Some of the larger works in the Oxford Bottletree Gallery collection are on display at Chancellor’s House Hotel, which number in the dozens.  “They really like having people walk through the hotel and come through the gallery to look at the art,” said Vivian. 

Also, she said the regional landscape artists are the ones that guests of the hotel most respond to.  Particularly “people that are visiting or have moved from Mississippi and wanna take a piece of it back home with them,” said Vivian.

The idea of expanding their gallery arose when sales & marketing manager Clifton Odom had contacted Millie West at nearby Southside Gallery about putting artwork in the hotel.  Millie suggested that he also contact the Neills, and they’ve been hanging pieces there now for four-and-a-half years.  
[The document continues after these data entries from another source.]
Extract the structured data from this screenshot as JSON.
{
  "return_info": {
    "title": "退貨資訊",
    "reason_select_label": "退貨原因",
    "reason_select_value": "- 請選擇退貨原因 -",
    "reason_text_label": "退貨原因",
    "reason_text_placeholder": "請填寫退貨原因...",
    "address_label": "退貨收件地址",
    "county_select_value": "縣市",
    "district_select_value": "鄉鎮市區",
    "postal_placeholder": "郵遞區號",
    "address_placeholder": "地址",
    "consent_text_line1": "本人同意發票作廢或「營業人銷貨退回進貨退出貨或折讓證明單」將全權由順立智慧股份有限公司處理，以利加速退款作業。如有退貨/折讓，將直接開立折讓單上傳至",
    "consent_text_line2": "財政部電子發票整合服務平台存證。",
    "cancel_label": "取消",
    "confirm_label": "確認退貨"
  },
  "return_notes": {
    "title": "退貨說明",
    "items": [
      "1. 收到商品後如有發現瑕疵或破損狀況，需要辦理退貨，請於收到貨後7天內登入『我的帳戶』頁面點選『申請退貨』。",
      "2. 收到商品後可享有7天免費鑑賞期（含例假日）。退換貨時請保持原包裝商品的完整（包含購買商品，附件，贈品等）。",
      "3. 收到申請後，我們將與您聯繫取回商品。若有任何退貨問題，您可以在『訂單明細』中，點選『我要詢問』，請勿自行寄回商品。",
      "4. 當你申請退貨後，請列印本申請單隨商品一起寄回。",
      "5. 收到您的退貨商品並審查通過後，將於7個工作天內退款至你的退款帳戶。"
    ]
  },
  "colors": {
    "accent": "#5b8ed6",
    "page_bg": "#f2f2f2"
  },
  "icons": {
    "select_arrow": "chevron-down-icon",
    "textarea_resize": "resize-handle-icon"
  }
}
Oliver Hospitality Group, who have mostly historic buildings around the southeast, recently acquired the hotel, and plans to do huge renovations in late-2022/early-2023.  This will include new branding and reimagined spaces, which the Neills are very excited about.  “This is kind of a departure for them because it’s not an old building, but they do it right,” said Vivian.

As far as what else is to come, Vivian said they plan on doing some more live entertainment at Treehouse.  “It’s not what we’re here for, but we have done music on the porch which has been a really big hit,” she said.  “We used to do a lot more events at the gallery but now we’re really kind of focusing on just the artwork rather than the event space.”

Visit or call 662-236-1667 for further information.